Updated at: 01/27/2014 5:48 PM
By: Rebecca Leclair
Your kids, their schools and your community, how are your tax dollars being spent to make them top-notch? New York residents are paying some of highest taxes in the country. The money trail includes billions of dollars from the New York State Lottery. You are not forced to play the lottery, like you’re forced to pay taxes.
For almost 50 years, lawmakers have been using lottery profits to pay for K-12 schools, almost $50 billion in total. Some people can’t believe that because it seems like schools never have enough money.

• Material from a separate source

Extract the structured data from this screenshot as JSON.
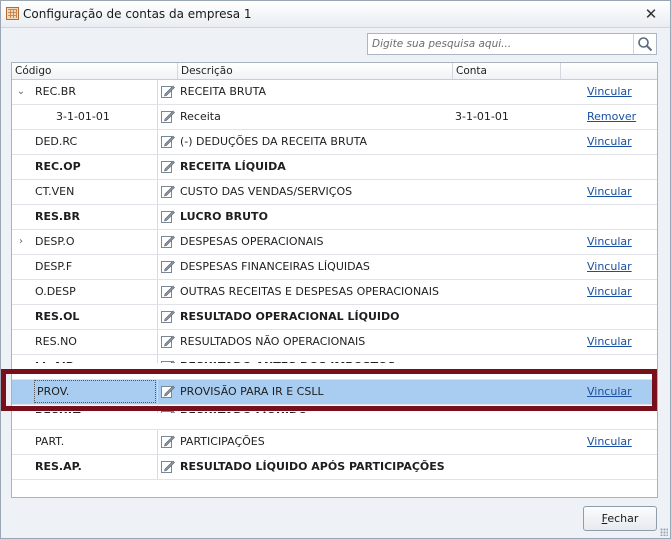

News10NBC has received several emails from viewers wondering if lottery money goes to schools, why do school taxes go up?
Three billion dollars is collected in the lottery. That’s just from the last fiscal year alone, but the way the state crunches the numbers, local schools really haven’t seen a windfall for years.
Every time Kevin O’Connor from Penfield spends a dollar at the Bay Road Grocery Store in Webster, he’s giving New York schools about 30 cents. That’s what the lottery makes on a one dollar ticket. The majority, 60 cents, is paid out to players who win. Four cents pays overhead costs and six cents on the dollar ends up with store owners like Mike Palencar for selling lottery tickets.
Mike Palencar, owner of the Bay Road Grocery Store, said, “Do people come in and say, ‘Ah, I'm helping the schools? ‘ Never, they're helping themselves and everybody plays the lottery because they want to win!”
Elizabeth Goad, player, said, “I don't play very much but when I do play, I don't think about education.”
Winning is what the commercials focus on. Basically every year, state legislators win because lottery profits serve as a jackpot they can use as state aid for schools. Lottery money covers about 15 percent. The other 85 percent comes from your state taxes.
Senator Joe Robach said, “That does help, that portion of the lottery, but it's a small portion so the way I look at it is yes, it goes to education if we didn't have that, we would have to make up for that portion of it somewhere else.”
In 2012-2013, Monroe County Schools shared more than $161 million in lottery funds. The Rochester City School District got the single largest chuck. They received $64 million. The remaining $97 million went to suburban districts. Rush-Henrietta got $5 million, Webster received $9.5 million, Greece received $16 million and Churchville-Chili received $6 million.
News10NBC went to Churchville Chili’s Deputy Superintendent Frank Nardone. He says people mistakenly think lottery money is bonus money. It’s not. He says it has simply replaced regular state aid already coming to schools.
Nardone said, “For every dollar, we lost one dollar of regular aid. Only on paper do we receive lottery aid. It's just state aid. They could call it what they want, it’s still regular aid.”
So why do so many people question the lottery and school taxes? The state legislature uses money from the general fund to pay state aid to schools. Then there’s the lottery aid, which can only be used for education. The state replaces school aid with that so they don’t have to raise state taxes, but since state aid never pays the whole bill, local school districts end up raising taxes to make the money add up. Plus, when the recession hit in 2009, the state began taking back aid from schools and has done that every year since. In Churchville-Chili, the district has actually lost $20 million over the past four years, even though lottery sales have soared.
Nardone said, “You know we just deal with it. The budget cuts are what really hurt.”
They deal with it by using reserve funds, which will only last a few more years.
Nardone said, “I'll leave that up to the politicians in Albany to decide that. We're just looking for our state aid, whatever they want to call it, just give us the cash so we can fund our operation.”
Less than a week ago, the governor put out his proposed state budget. He wants to boost state aid by $800 million or 3.8 percent.
For information on the School aid distribution 2012-2013, click here.
For the year end review 2012-2013 NYS Gaming, click here.
For 2014-2015 school aid information by district, click here.
For the GAP Elimination Explanation from NYSSBA, click here.